Hiking sans shoes isn’t just a hippie-dippy way to commune with nature. Elite athletes and coaches have known for years that shoes actually create foot stress because of their artificial cushioning. Walking barefoot can reduce stress on the knees and back, because it conditions the body to absorb more impact. It also reduces cramped toes and bunions.
But barefoot hiking requires patience. Feet have been softened by a lifetime in shoes, so it takes a while to get them adjusted to direct-ground impact. Leg muscles also tend to be sore at first. And you must be constantly present and focused.
“You learn to scan the ground ahead of you and develop sensory feedback,” Roat says. “I’ve been doing this for 10 years, and I’ve never had any injuries.”
Barefoot Hiking Tips
• Always step straight down.
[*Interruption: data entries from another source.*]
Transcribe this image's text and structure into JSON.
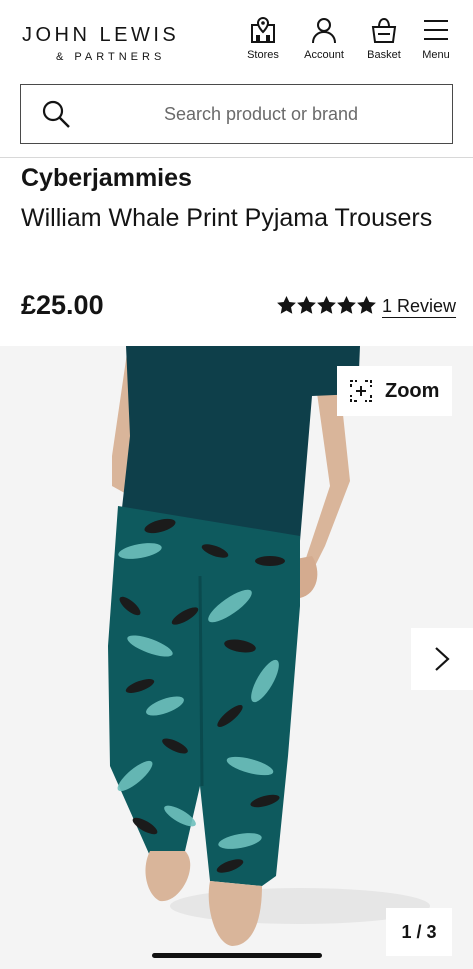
{
  "header": {
    "logo_main": "JOHN LEWIS",
    "logo_sub": "& PARTNERS",
    "nav": [
      {
        "label": "Stores",
        "icon": "store-icon"
      },
      {
        "label": "Account",
        "icon": "account-icon"
      },
      {
        "label": "Basket",
        "icon": "basket-icon"
      },
      {
        "label": "Menu",
        "icon": "menu-icon"
      }
    ]
  },
  "search": {
    "placeholder": "Search product or brand"
  },
  "product": {
    "brand": "Cyberjammies",
    "title": "William Whale Print Pyjama Trousers",
    "price": "£25.00",
    "rating": 5,
    "review_link": "1 Review"
  },
  "gallery": {
    "zoom_label": "Zoom",
    "counter": "1 / 3"
  },
  "colors": {
    "text": "#141414",
    "gallery_bg": "#f4f4f4",
    "tshirt": "#0e3f4a",
    "trousers": "#0e5a5e",
    "whale": "#6ec1bd"
  }
}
Shuffling your feet can increase the risk of scrapes and cuts.
• Scan the path ahead of you, so you’re not surprised by surface changes in upcoming steps.
• Put weight on the balls of your feet, instead of your heel, which will help with weight distribution.
• Walk barefoot on as many surfaces and textures as possible to strengthen your bare soles and develop a strong sense of touch.
• Step lightly when you cannot see ground covered with leaves.
—from Richard Franzine’s The Barefoot Hiker